It’d be easy to spend over an hour up there, but if you only budget 2 hours at the Edo-Tokyo Museum, that is way too much time up there. Realistically, you want to spend about 75% of your time on the lower floor (5F) of the Permanent Exhibit.
Personally, I think the lower floor’s exhibits are more fascinating and relevant to Americans (or any other English-speakers reading this). This is where you’ll find sections dedicated to the 20th century, including World War II, various natural disasters, and modern pop culture.
With several of these topics, there’s a lot of overlap between Japan and the United States. It’s interesting to see this, to learn about the Japanese perspective, and see how Japan’s culture has shaped our own. I write this not as an American who needs everything to be about America to make it interesting, but the converse: as an American who seeks broader perspectives, including how the rest of the world shapes us, and the impact of our actions on others.
Along these lines, there’s the question of how much time you should spend in the Edo-Tokyo Museum. Two hours is the bare minimum, and that will barely give you enough time to spend a decent amount of time with the hands-on exhibits (forget reading the placards). More ideally, we’d recommend 3-4 hours, which we know is a stretch for first-time visitors who may only have a few days in Tokyo.
If it helps with an itinerary, the Edo-Tokyo Museum is easy to hit after an early morning at Tsukiji Fish Market and before continuing on to Asakusa. Make Edo-Tokyo Museum your midday stop alongside Sumida Hokusai Museum before doing late afternoon at Sensoji Temple and continuing on to the Tokyo Skytree at night, perhaps.
With that as a rough itinerary, you should be able to spend ~4 hours at the two museums in the Ryogoku district. The Sumida Hokusai Museum requires significantly less time, so plan on around 3.25 hours at the Edo-Tokyo Museum and 45 minutes at the Hokusai Museum. You’ll still have plenty of time to explore Asakusa and Sensoji, so you shouldn’t feel too guilty about spending so much time at this museum.
One of the really nice touches of the museum is the free tour guide. I’m not talking a pamphlet or headset–these are volunteers who speak English (among other languages) and can offer deeper insight into what’s on display and how various events shaped Japanese history.
These guides definitely add to the richness of the experience, and can answer questions you might have about the exhibits or Japanese history. While touring the museum, we crossed paths with several guides, and their English was generally excellent. It’s remarkable that admission for this museum is only ~$5 and that cost includes a personal tour guide.
Overall, we cannot recommend the Edo-Tokyo Museum highly enough. This is really a museum for all ages and interests, and the variety of presentation methods highlights the material in a fascinating and engaging way. It’s odd to say that a museum has good pacing, but this really does–it has a way of maintaining your interest and even “tricking” you into learning.
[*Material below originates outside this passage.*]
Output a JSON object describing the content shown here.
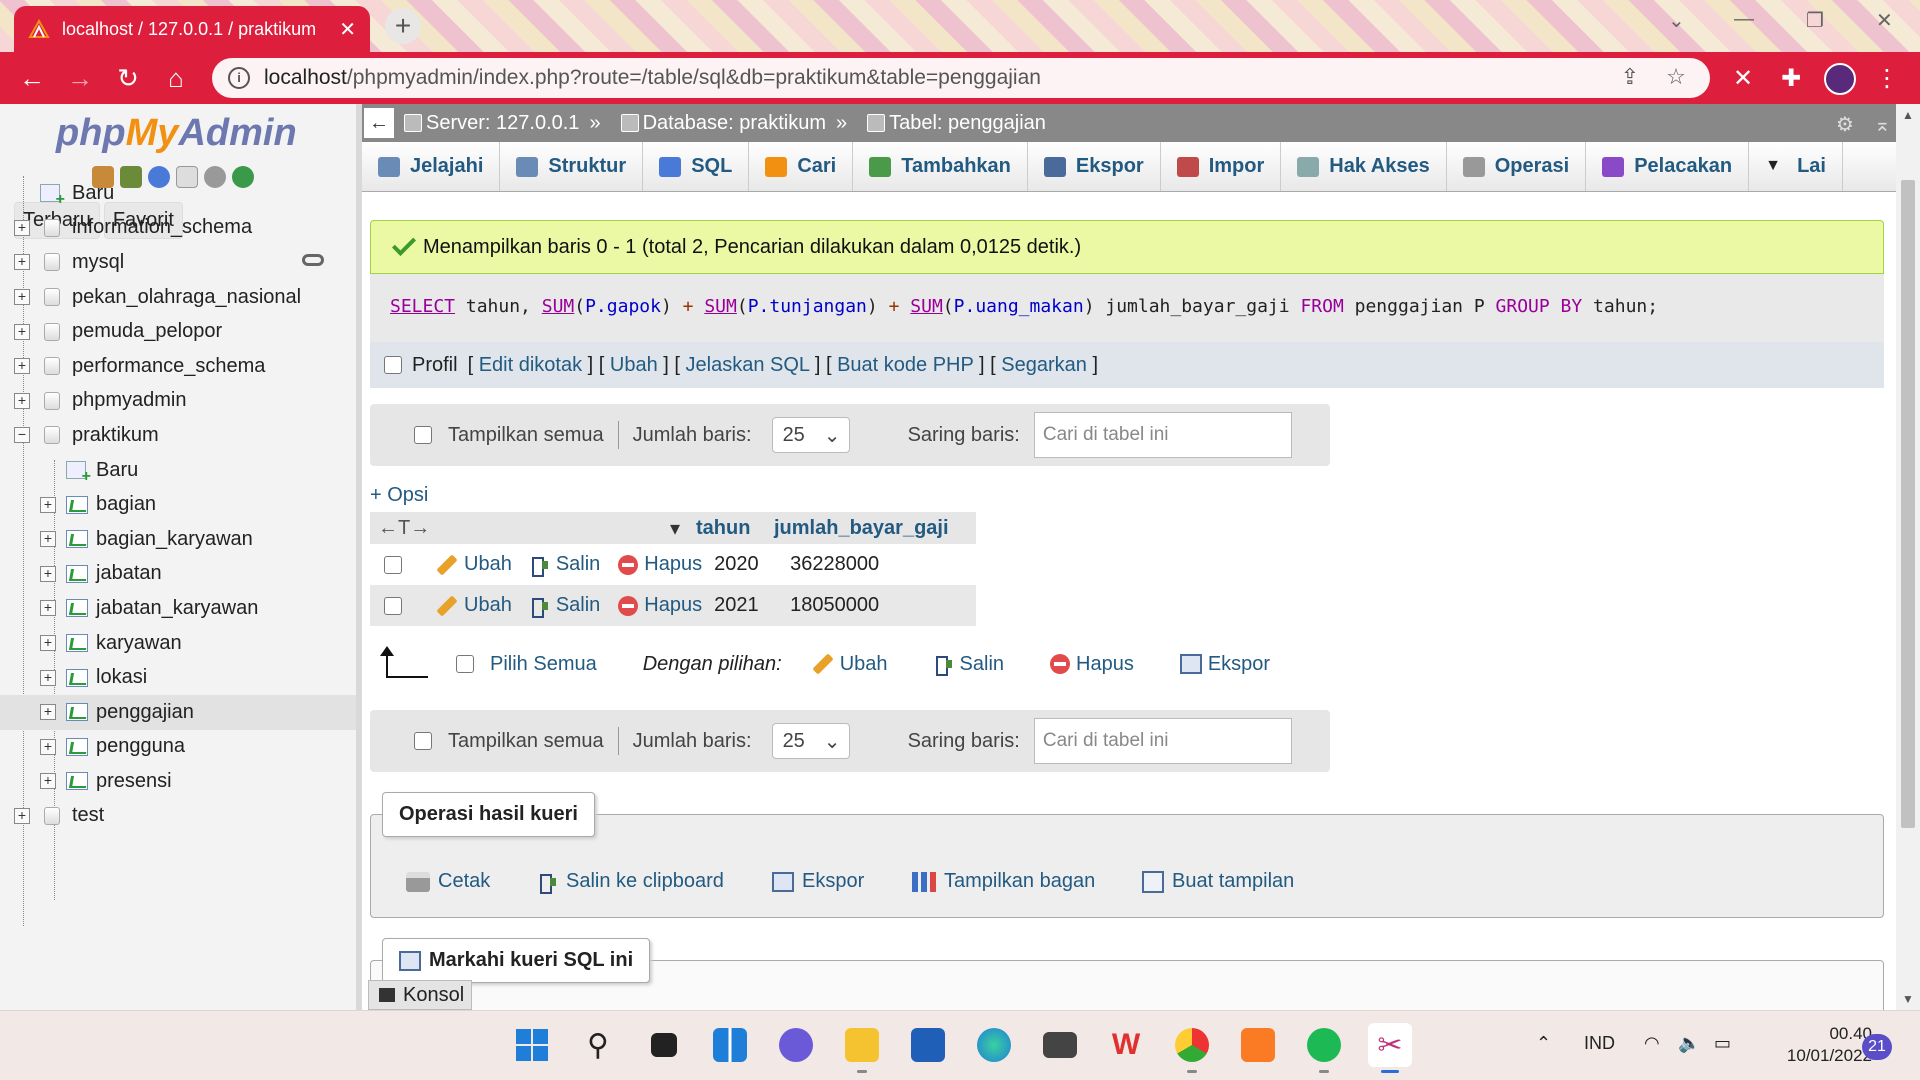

Even if you don’t care too much about the history of Japan or you’re “not a museum person,” there’s a strong chance you’ll enjoy the Edo-Tokyo Museum. It’s a Tokyo must-do.
For all of your planning needs–from places to stay to things to do and much more–please consult our Ultimate Tokyo, Japan City Guide. If you’re planning a visit to other cities, please check out my other posts about Japan.
Have you visited the Edo-Tokyo Museum? Did you think it was worth the time and money? How much time did you spend here? Would you recommend the Edo-Tokyo Museum to first-timers in Japan? Any additional tips or thoughts from your visit to add? If you haven’t been to Tokyo, does this interest you? Any questions? Hearing your feedback about your experiences is both interesting to us and helpful to other readers, so please share your thoughts or questions below in the comments!